---------- EXERCISE MATERIAL

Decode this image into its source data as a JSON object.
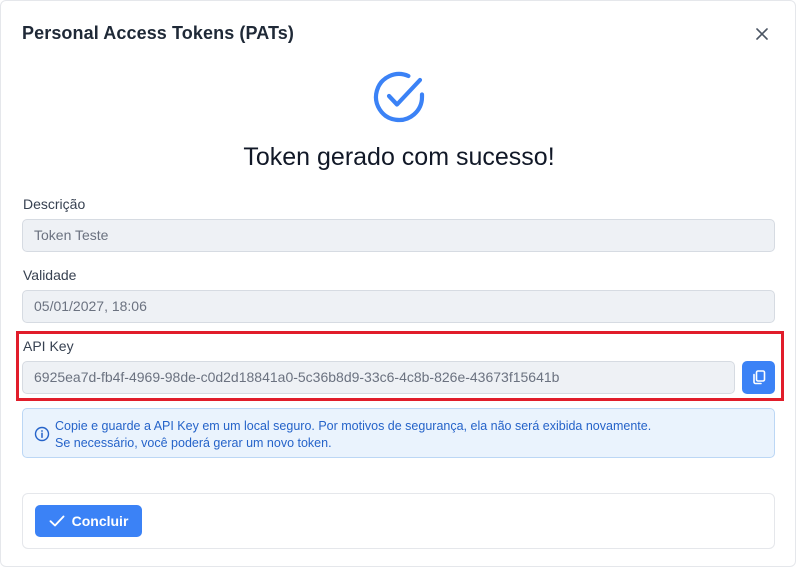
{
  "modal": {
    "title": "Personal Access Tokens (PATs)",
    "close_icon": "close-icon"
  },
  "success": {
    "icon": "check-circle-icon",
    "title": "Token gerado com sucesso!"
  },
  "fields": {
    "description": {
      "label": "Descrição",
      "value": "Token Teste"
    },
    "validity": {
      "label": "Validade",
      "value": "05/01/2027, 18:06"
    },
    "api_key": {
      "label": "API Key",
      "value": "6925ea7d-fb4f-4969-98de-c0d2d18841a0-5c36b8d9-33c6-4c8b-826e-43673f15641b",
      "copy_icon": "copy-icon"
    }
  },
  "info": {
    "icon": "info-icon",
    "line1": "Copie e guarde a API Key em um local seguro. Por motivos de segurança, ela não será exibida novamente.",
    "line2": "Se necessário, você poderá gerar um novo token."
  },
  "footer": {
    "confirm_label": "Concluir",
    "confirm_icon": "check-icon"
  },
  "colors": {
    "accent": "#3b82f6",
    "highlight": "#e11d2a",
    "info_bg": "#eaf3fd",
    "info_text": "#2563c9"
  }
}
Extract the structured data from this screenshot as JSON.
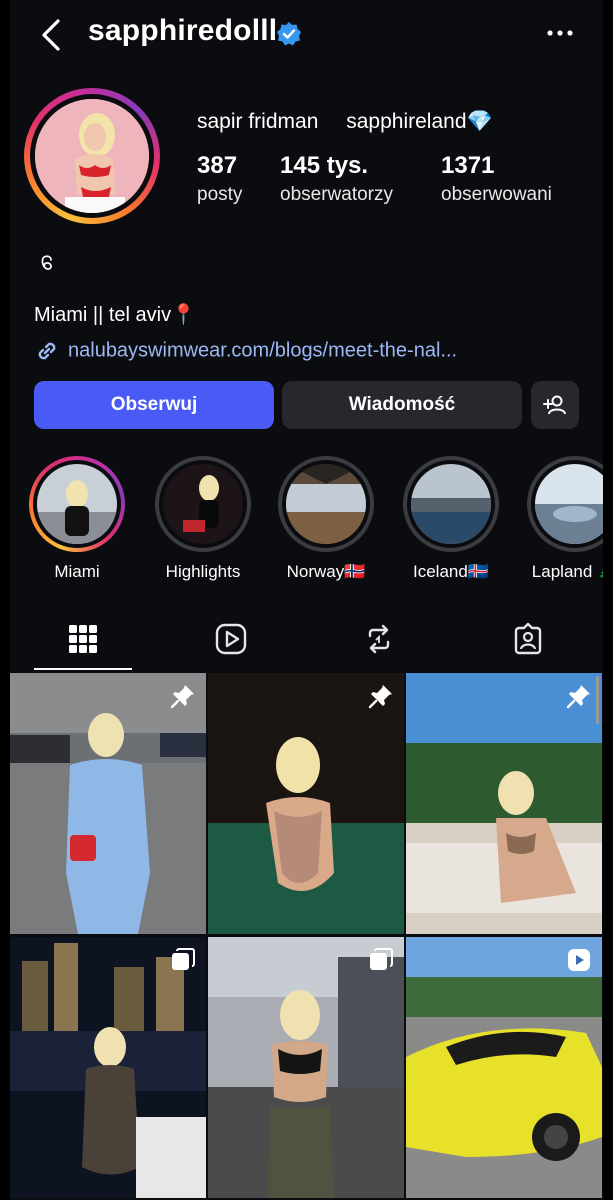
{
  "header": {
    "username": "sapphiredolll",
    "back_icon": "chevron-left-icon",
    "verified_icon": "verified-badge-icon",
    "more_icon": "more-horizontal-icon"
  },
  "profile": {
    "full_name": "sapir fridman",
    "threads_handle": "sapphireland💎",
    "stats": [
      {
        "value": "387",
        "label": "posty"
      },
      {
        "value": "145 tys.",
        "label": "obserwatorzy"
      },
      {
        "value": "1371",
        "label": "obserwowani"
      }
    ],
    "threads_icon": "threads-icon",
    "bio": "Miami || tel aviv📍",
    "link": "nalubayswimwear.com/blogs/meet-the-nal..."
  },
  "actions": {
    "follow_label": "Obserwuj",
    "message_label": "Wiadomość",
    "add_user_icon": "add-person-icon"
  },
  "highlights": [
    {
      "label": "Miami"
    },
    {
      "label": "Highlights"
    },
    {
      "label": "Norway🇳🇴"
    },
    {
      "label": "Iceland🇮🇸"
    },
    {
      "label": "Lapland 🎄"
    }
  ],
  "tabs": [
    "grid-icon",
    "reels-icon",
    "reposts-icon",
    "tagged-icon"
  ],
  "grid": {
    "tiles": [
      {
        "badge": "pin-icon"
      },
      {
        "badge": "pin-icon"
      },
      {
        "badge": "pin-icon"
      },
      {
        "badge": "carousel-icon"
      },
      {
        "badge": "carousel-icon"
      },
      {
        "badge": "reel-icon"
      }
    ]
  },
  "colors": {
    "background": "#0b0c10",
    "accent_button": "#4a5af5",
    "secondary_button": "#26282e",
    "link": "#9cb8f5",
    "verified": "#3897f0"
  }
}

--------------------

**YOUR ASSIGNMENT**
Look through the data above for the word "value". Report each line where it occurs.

**FINISHED EXERCISE**
      "value": "Token Teste"
      "value": "05/01/2027, 18:06"
      "value": "6925ea7d-fb4f-4969-98de-c0d2d18841a0-5c36b8d9-33c6-4c8b-826e-43673f15641b",
        "value": "387",
        "value": "145 tys.",
        "value": "1371",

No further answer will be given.